**Your assignment:** The entries shown next need to be written again word for word.

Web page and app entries
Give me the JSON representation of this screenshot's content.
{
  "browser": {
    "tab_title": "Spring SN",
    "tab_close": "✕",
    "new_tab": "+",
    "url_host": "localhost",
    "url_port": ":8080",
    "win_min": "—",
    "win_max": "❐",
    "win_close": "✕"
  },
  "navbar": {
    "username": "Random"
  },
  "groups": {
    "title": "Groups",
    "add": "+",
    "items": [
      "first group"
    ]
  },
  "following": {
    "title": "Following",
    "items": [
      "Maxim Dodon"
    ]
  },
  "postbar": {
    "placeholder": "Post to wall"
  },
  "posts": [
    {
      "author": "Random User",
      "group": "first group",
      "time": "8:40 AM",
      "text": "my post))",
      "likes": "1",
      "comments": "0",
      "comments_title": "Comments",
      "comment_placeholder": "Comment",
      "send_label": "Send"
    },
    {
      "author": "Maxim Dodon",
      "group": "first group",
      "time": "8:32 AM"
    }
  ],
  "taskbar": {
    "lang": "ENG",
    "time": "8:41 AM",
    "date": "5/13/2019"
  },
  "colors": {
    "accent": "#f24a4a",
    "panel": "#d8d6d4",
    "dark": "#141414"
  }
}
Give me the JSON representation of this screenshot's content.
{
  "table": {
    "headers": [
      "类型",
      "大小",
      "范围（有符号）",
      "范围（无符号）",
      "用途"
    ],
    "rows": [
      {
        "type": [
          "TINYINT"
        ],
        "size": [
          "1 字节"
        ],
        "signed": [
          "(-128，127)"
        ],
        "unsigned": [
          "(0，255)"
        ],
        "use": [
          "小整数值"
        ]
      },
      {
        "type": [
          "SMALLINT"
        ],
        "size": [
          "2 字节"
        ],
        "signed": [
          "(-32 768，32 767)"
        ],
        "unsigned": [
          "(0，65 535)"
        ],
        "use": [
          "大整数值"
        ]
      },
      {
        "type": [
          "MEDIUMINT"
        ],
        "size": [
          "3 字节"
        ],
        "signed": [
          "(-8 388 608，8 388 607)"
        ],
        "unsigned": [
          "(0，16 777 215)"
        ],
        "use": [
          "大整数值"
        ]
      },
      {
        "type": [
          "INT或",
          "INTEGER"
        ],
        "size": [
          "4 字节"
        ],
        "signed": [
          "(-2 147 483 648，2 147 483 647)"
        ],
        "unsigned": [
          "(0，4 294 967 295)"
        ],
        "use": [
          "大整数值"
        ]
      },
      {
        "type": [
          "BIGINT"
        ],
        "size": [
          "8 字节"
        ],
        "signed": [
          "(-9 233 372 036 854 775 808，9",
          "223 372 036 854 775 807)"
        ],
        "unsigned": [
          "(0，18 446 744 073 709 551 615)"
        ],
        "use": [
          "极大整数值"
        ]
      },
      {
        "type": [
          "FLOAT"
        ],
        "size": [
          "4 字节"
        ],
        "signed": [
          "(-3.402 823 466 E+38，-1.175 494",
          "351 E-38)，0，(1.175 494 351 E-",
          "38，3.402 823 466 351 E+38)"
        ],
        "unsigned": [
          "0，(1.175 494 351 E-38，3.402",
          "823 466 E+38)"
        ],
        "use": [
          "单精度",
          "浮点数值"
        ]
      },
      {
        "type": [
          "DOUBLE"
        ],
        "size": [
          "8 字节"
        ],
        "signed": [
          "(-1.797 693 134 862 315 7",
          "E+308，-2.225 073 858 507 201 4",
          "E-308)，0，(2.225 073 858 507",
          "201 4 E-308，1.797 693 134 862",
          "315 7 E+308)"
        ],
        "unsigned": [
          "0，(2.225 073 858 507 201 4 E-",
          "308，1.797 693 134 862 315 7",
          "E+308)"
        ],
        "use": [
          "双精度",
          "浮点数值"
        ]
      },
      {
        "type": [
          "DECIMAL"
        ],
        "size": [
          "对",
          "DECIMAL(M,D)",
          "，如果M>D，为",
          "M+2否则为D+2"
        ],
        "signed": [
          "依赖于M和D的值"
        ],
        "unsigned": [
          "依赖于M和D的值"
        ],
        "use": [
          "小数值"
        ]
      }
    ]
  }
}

**Solution:**
Give me the JSON representation of this screenshot's content.
{
  "browser": {
    "tab_title": "Spring SN",
    "tab_close": "✕",
    "new_tab": "+",
    "url_host": "localhost",
    "url_port": ":8080",
    "win_min": "—",
    "win_max": "❐",
    "win_close": "✕"
  },
  "navbar": {
    "username": "Random"
  },
  "groups": {
    "title": "Groups",
    "add": "+",
    "items": [
      "first group"
    ]
  },
  "following": {
    "title": "Following",
    "items": [
      "Maxim Dodon"
    ]
  },
  "postbar": {
    "placeholder": "Post to wall"
  },
  "posts": [
    {
      "author": "Random User",
      "group": "first group",
      "time": "8:40 AM",
      "text": "my post))",
      "likes": "1",
      "comments": "0",
      "comments_title": "Comments",
      "comment_placeholder": "Comment",
      "send_label": "Send"
    },
    {
      "author": "Maxim Dodon",
      "group": "first group",
      "time": "8:32 AM"
    }
  ],
  "taskbar": {
    "lang": "ENG",
    "time": "8:41 AM",
    "date": "5/13/2019"
  },
  "colors": {
    "accent": "#f24a4a",
    "panel": "#d8d6d4",
    "dark": "#141414"
  }
}
Give me the JSON representation of this screenshot's content.
{
  "table": {
    "headers": [
      "类型",
      "大小",
      "范围（有符号）",
      "范围（无符号）",
      "用途"
    ],
    "rows": [
      {
        "type": [
          "TINYINT"
        ],
        "size": [
          "1 字节"
        ],
        "signed": [
          "(-128，127)"
        ],
        "unsigned": [
          "(0，255)"
        ],
        "use": [
          "小整数值"
        ]
      },
      {
        "type": [
          "SMALLINT"
        ],
        "size": [
          "2 字节"
        ],
        "signed": [
          "(-32 768，32 767)"
        ],
        "unsigned": [
          "(0，65 535)"
        ],
        "use": [
          "大整数值"
        ]
      },
      {
        "type": [
          "MEDIUMINT"
        ],
        "size": [
          "3 字节"
        ],
        "signed": [
          "(-8 388 608，8 388 607)"
        ],
        "unsigned": [
          "(0，16 777 215)"
        ],
        "use": [
          "大整数值"
        ]
      },
      {
        "type": [
          "INT或",
          "INTEGER"
        ],
        "size": [
          "4 字节"
        ],
        "signed": [
          "(-2 147 483 648，2 147 483 647)"
        ],
        "unsigned": [
          "(0，4 294 967 295)"
        ],
        "use": [
          "大整数值"
        ]
      },
      {
        "type": [
          "BIGINT"
        ],
        "size": [
          "8 字节"
        ],
        "signed": [
          "(-9 233 372 036 854 775 808，9",
          "223 372 036 854 775 807)"
        ],
        "unsigned": [
          "(0，18 446 744 073 709 551 615)"
        ],
        "use": [
          "极大整数值"
        ]
      },
      {
        "type": [
          "FLOAT"
        ],
        "size": [
          "4 字节"
        ],
        "signed": [
          "(-3.402 823 466 E+38，-1.175 494",
          "351 E-38)，0，(1.175 494 351 E-",
          "38，3.402 823 466 351 E+38)"
        ],
        "unsigned": [
          "0，(1.175 494 351 E-38，3.402",
          "823 466 E+38)"
        ],
        "use": [
          "单精度",
          "浮点数值"
        ]
      },
      {
        "type": [
          "DOUBLE"
        ],
        "size": [
          "8 字节"
        ],
        "signed": [
          "(-1.797 693 134 862 315 7",
          "E+308，-2.225 073 858 507 201 4",
          "E-308)，0，(2.225 073 858 507",
          "201 4 E-308，1.797 693 134 862",
          "315 7 E+308)"
        ],
        "unsigned": [
          "0，(2.225 073 858 507 201 4 E-",
          "308，1.797 693 134 862 315 7",
          "E+308)"
        ],
        "use": [
          "双精度",
          "浮点数值"
        ]
      },
      {
        "type": [
          "DECIMAL"
        ],
        "size": [
          "对",
          "DECIMAL(M,D)",
          "，如果M>D，为",
          "M+2否则为D+2"
        ],
        "signed": [
          "依赖于M和D的值"
        ],
        "unsigned": [
          "依赖于M和D的值"
        ],
        "use": [
          "小数值"
        ]
      }
    ]
  }
}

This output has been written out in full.